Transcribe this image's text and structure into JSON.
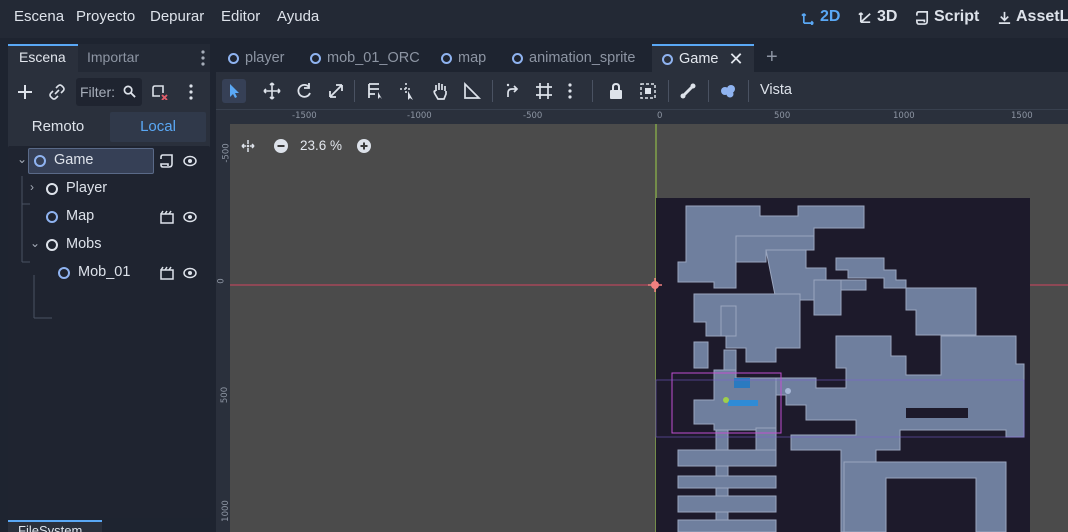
{
  "menu": {
    "items": [
      "Escena",
      "Proyecto",
      "Depurar",
      "Editor",
      "Ayuda"
    ]
  },
  "modes": {
    "two_d": "2D",
    "three_d": "3D",
    "script": "Script",
    "assetlib": "AssetL"
  },
  "scene_dock": {
    "tabs": [
      "Escena",
      "Importar"
    ],
    "filter_placeholder": "Filter:",
    "remote_label": "Remoto",
    "local_label": "Local",
    "tree": [
      {
        "name": "Game",
        "selected": true
      },
      {
        "name": "Player",
        "collapsed": true
      },
      {
        "name": "Map"
      },
      {
        "name": "Mobs",
        "expanded": true
      },
      {
        "name": "Mob_01"
      }
    ]
  },
  "filesystem_tab": "FileSystem",
  "scene_tabs": [
    {
      "label": "player"
    },
    {
      "label": "mob_01_ORC"
    },
    {
      "label": "map"
    },
    {
      "label": "animation_sprite"
    },
    {
      "label": "Game",
      "active": true
    }
  ],
  "toolbar": {
    "vista_label": "Vista"
  },
  "viewport": {
    "zoom_label": "23.6 %",
    "ruler_x_ticks": [
      "-1500",
      "-1000",
      "-500",
      "0",
      "500",
      "1000",
      "1500"
    ],
    "ruler_y_ticks": [
      "-500",
      "0",
      "500",
      "1000"
    ]
  },
  "colors": {
    "accent": "#5aa8f5",
    "map_wall": "#1d1a2b",
    "map_floor": "#6f7f9e",
    "x_axis": "#d0465f",
    "y_axis": "#9ecf4a"
  }
}
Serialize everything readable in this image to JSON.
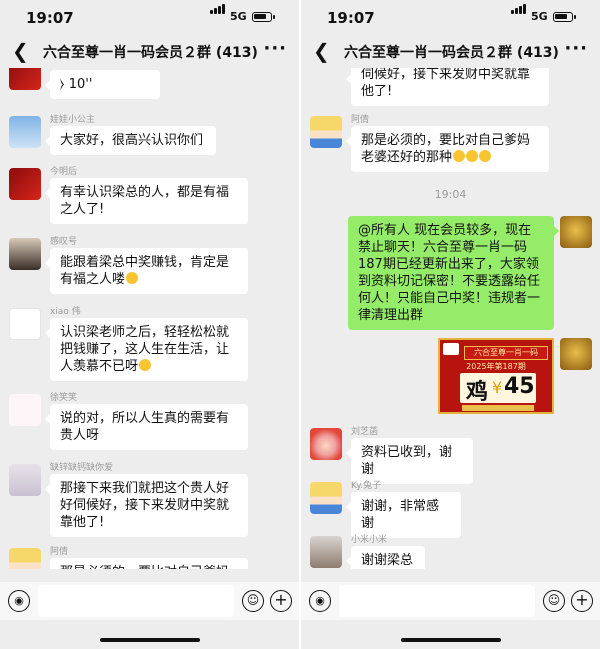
{
  "status": {
    "time": "19:07",
    "network": "5G"
  },
  "chat": {
    "title": "六合至尊一肖一码会员２群 (413)"
  },
  "left": {
    "voice_duration": "10''",
    "messages": [
      {
        "sender": "娃娃小公主",
        "text": "大家好，很高兴认识你们"
      },
      {
        "sender": "今明后",
        "text": "有幸认识梁总的人，都是有福之人了!"
      },
      {
        "sender": "感叹号",
        "text": "能跟着梁总中奖赚钱，肯定是有福之人喽"
      },
      {
        "sender": "xiao 伟",
        "text": "认识梁老师之后，轻轻松松就把钱赚了，这人生在生活，让人羡慕不已呀"
      },
      {
        "sender": "徐笑笑",
        "text": "说的对，所以人生真的需要有贵人呀"
      },
      {
        "sender": "缺锌缺钙缺你爱",
        "text": "那接下来我们就把这个贵人好好伺候好，接下来发财中奖就靠他了!"
      },
      {
        "sender": "阿倩",
        "text": "那是必须的，要比对自己爹妈老"
      }
    ]
  },
  "right": {
    "top_fragment": "伺候好，接下来发财中奖就靠他了!",
    "messages": [
      {
        "sender": "阿倩",
        "text": "那是必须的，要比对自己爹妈老婆还好的那种"
      },
      {
        "sender": "刘芝菡",
        "text": "资料已收到，谢谢"
      },
      {
        "sender": "Ky.兔子",
        "text": "谢谢，非常感谢"
      },
      {
        "sender": "小米小米",
        "text": "谢谢梁总"
      }
    ],
    "time_separator": "19:04",
    "announcement": "@所有人 现在会员较多，现在禁止聊天！六合至尊一肖一码187期已经更新出来了，大家领到资料切记保密！不要透露给任何人！只能自己中奖！违规者一律清理出群",
    "poster": {
      "banner": "六合至尊一肖一码",
      "period": "2025年第187期",
      "animal": "鸡",
      "separator": "¥",
      "number": "45"
    }
  }
}
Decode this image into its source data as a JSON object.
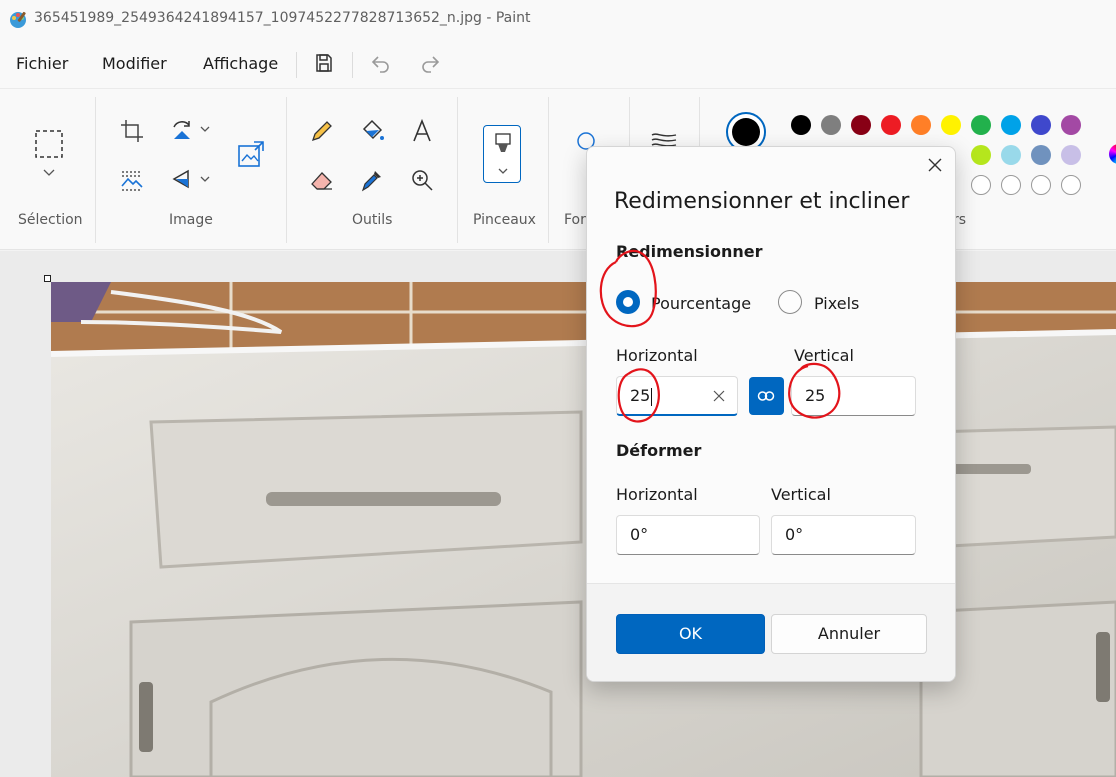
{
  "window": {
    "title": "365451989_2549364241894157_1097452277828713652_n.jpg - Paint"
  },
  "menu": {
    "items": [
      "Fichier",
      "Modifier",
      "Affichage"
    ],
    "icons": [
      "save-icon",
      "undo-icon",
      "redo-icon"
    ]
  },
  "ribbon": {
    "groups": {
      "selection": "Sélection",
      "image": "Image",
      "tools": "Outils",
      "brushes": "Pinceaux",
      "shapes": "For",
      "colors": "rs"
    },
    "palette": {
      "current_color": "#000000",
      "row1": [
        "#000000",
        "#7f7f7f",
        "#880015",
        "#ed1c24",
        "#ff7f27",
        "#fff200",
        "#22b14c",
        "#00a2e8",
        "#3f48cc",
        "#a349a4"
      ],
      "row2_visible": [
        "#b5e61d",
        "#99d9ea",
        "#7092be",
        "#c8bfe7"
      ],
      "row3_empty_count": 4
    }
  },
  "dialog": {
    "title": "Redimensionner et incliner",
    "resize": {
      "section": "Redimensionner",
      "option_percent": "Pourcentage",
      "option_pixels": "Pixels",
      "selected": "Pourcentage",
      "horizontal_label": "Horizontal",
      "vertical_label": "Vertical",
      "horizontal_value": "25",
      "vertical_value": "25",
      "aspect_locked": true
    },
    "skew": {
      "section": "Déformer",
      "horizontal_label": "Horizontal",
      "vertical_label": "Vertical",
      "horizontal_value": "0°",
      "vertical_value": "0°"
    },
    "ok_label": "OK",
    "cancel_label": "Annuler"
  },
  "colors": {
    "accent": "#0067c0",
    "annotation": "#e3141b"
  }
}
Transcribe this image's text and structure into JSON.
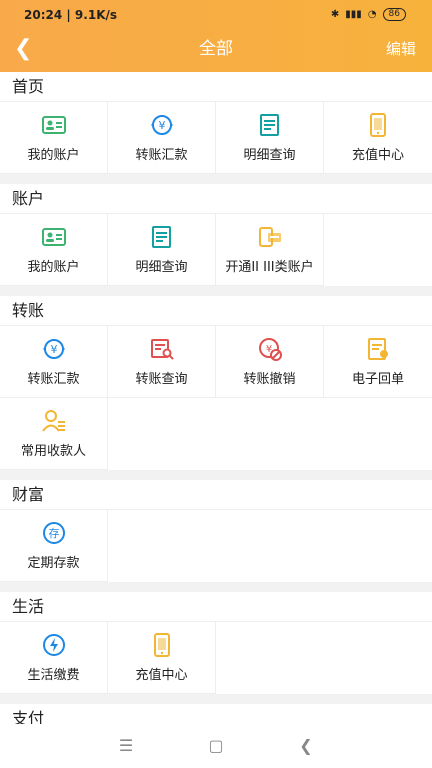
{
  "status_bar": {
    "time": "20:24 | 9.1K/s",
    "battery": "86"
  },
  "nav": {
    "back_icon": "back-arrow-icon",
    "title": "全部",
    "edit_label": "编辑"
  },
  "sections": [
    {
      "title": "首页",
      "items": [
        {
          "label": "我的账户",
          "icon": "id-card-icon"
        },
        {
          "label": "转账汇款",
          "icon": "transfer-yuan-icon"
        },
        {
          "label": "明细查询",
          "icon": "detail-list-icon"
        },
        {
          "label": "充值中心",
          "icon": "phone-recharge-icon"
        }
      ]
    },
    {
      "title": "账户",
      "items": [
        {
          "label": "我的账户",
          "icon": "id-card-icon"
        },
        {
          "label": "明细查询",
          "icon": "detail-list-icon"
        },
        {
          "label": "开通II III类账户",
          "icon": "open-account-icon"
        }
      ]
    },
    {
      "title": "转账",
      "items": [
        {
          "label": "转账汇款",
          "icon": "transfer-yuan-icon"
        },
        {
          "label": "转账查询",
          "icon": "transfer-query-icon"
        },
        {
          "label": "转账撤销",
          "icon": "transfer-cancel-icon"
        },
        {
          "label": "电子回单",
          "icon": "e-receipt-icon"
        },
        {
          "label": "常用收款人",
          "icon": "payee-icon"
        }
      ]
    },
    {
      "title": "财富",
      "items": [
        {
          "label": "定期存款",
          "icon": "deposit-icon"
        }
      ]
    },
    {
      "title": "生活",
      "items": [
        {
          "label": "生活缴费",
          "icon": "utility-payment-icon"
        },
        {
          "label": "充值中心",
          "icon": "phone-recharge-icon"
        }
      ]
    },
    {
      "title": "支付",
      "items": []
    }
  ],
  "colors": {
    "header": "#f9a94a",
    "green": "#3cb371",
    "blue": "#1e88e5",
    "teal": "#14a0a0",
    "red": "#e05050",
    "orange": "#f2b632"
  }
}
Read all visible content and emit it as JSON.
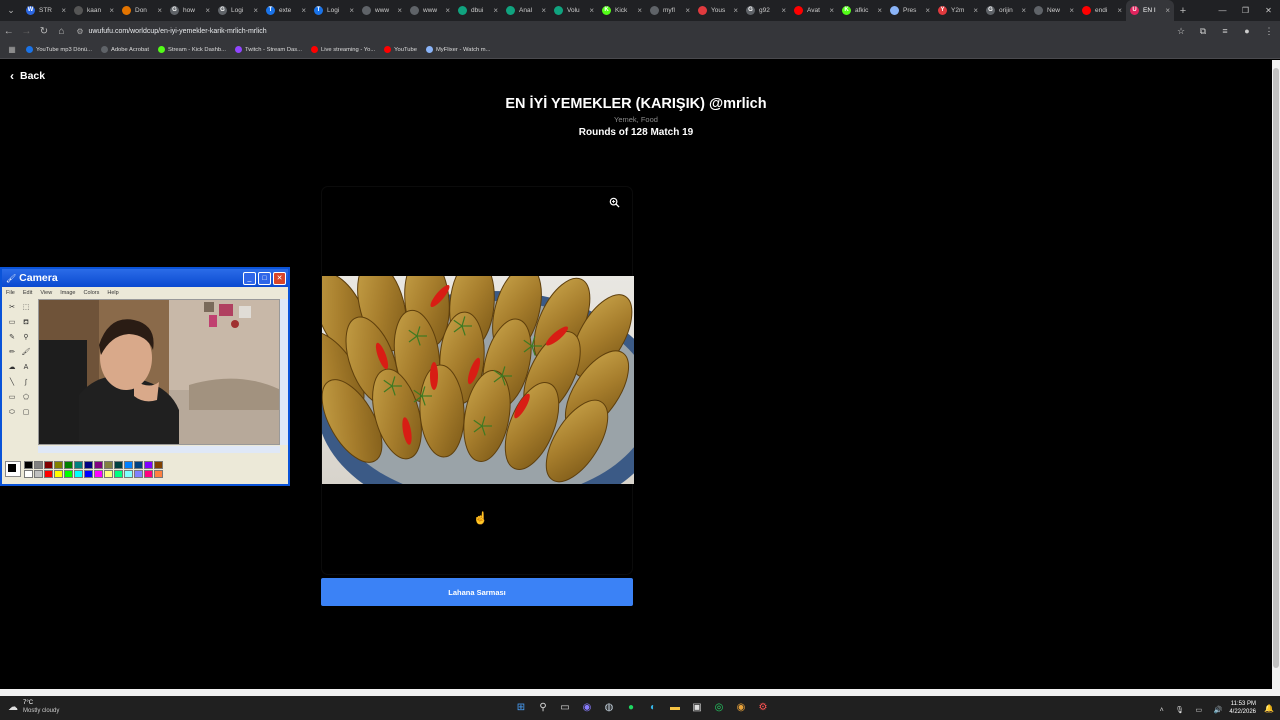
{
  "browser": {
    "tabs": [
      {
        "label": "STR",
        "fav": "#2b66e0",
        "fav_text": "W"
      },
      {
        "label": "kaan",
        "fav": "#555555",
        "fav_text": ""
      },
      {
        "label": "Don",
        "fav": "#e37400",
        "fav_text": ""
      },
      {
        "label": "how",
        "fav": "#5f6368",
        "fav_text": "G"
      },
      {
        "label": "Logi",
        "fav": "#5f6368",
        "fav_text": "G"
      },
      {
        "label": "exte",
        "fav": "#1a73e8",
        "fav_text": "T"
      },
      {
        "label": "Logi",
        "fav": "#1a73e8",
        "fav_text": "T"
      },
      {
        "label": "www",
        "fav": "#5f6368",
        "fav_text": ""
      },
      {
        "label": "www",
        "fav": "#5f6368",
        "fav_text": ""
      },
      {
        "label": "dbui",
        "fav": "#10a37f",
        "fav_text": ""
      },
      {
        "label": "Anal",
        "fav": "#10a37f",
        "fav_text": ""
      },
      {
        "label": "Volu",
        "fav": "#10a37f",
        "fav_text": ""
      },
      {
        "label": "Kick",
        "fav": "#53fc18",
        "fav_text": "K"
      },
      {
        "label": "myfl",
        "fav": "#5f6368",
        "fav_text": ""
      },
      {
        "label": "Yous",
        "fav": "#e03a3e",
        "fav_text": ""
      },
      {
        "label": "g92",
        "fav": "#5f6368",
        "fav_text": "G"
      },
      {
        "label": "Avat",
        "fav": "#ff0000",
        "fav_text": ""
      },
      {
        "label": "afkic",
        "fav": "#53fc18",
        "fav_text": "K"
      },
      {
        "label": "Pres",
        "fav": "#8ab4f8",
        "fav_text": ""
      },
      {
        "label": "Y2m",
        "fav": "#e03a3e",
        "fav_text": "Y"
      },
      {
        "label": "orijin",
        "fav": "#5f6368",
        "fav_text": "G"
      },
      {
        "label": "New",
        "fav": "#5f6368",
        "fav_text": ""
      },
      {
        "label": "endi",
        "fav": "#ff0000",
        "fav_text": ""
      },
      {
        "label": "EN I",
        "fav": "#e0245e",
        "fav_text": "U",
        "active": true
      }
    ],
    "url": "uwufufu.com/worldcup/en-iyi-yemekler-karik-mrlich-mrlich",
    "bookmarks": [
      {
        "label": "YouTube mp3 Dönü...",
        "fav": "#1a73e8"
      },
      {
        "label": "Adobe Acrobat",
        "fav": "#5f6368"
      },
      {
        "label": "Stream - Kick Dashb...",
        "fav": "#53fc18"
      },
      {
        "label": "Twitch - Stream Das...",
        "fav": "#9146ff"
      },
      {
        "label": "Live streaming - Yo...",
        "fav": "#ff0000"
      },
      {
        "label": "YouTube",
        "fav": "#ff0000"
      },
      {
        "label": "MyFlixer - Watch m...",
        "fav": "#8ab4f8"
      }
    ]
  },
  "page": {
    "back_label": "Back",
    "title": "EN İYİ YEMEKLER (KARIŞIK) @mrlich",
    "subtitle": "Yemek, Food",
    "rounds": "Rounds of 128 Match 19",
    "choice_label": "Lahana Sarması",
    "accent_color": "#3b82f6"
  },
  "paint": {
    "title": "Camera",
    "menu": [
      "File",
      "Edit",
      "View",
      "Image",
      "Colors",
      "Help"
    ],
    "palette_row1": [
      "#000000",
      "#808080",
      "#800000",
      "#808000",
      "#008000",
      "#008080",
      "#000080",
      "#800080",
      "#808040",
      "#004040",
      "#0080ff",
      "#004080",
      "#8000ff",
      "#804000"
    ],
    "palette_row2": [
      "#ffffff",
      "#c0c0c0",
      "#ff0000",
      "#ffff00",
      "#00ff00",
      "#00ffff",
      "#0000ff",
      "#ff00ff",
      "#ffff80",
      "#00ff80",
      "#80ffff",
      "#8080ff",
      "#ff0080",
      "#ff8040"
    ]
  },
  "taskbar": {
    "temperature": "7°C",
    "condition": "Mostly cloudy",
    "time": "11:53 PM",
    "date": "4/22/2026"
  }
}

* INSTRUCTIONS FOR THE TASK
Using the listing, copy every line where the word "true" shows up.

* TASK SOLUTION
        "selected": true
        "collapsed": true
        "expanded": true
      "active": true
      "aspect_locked": true
        "active": true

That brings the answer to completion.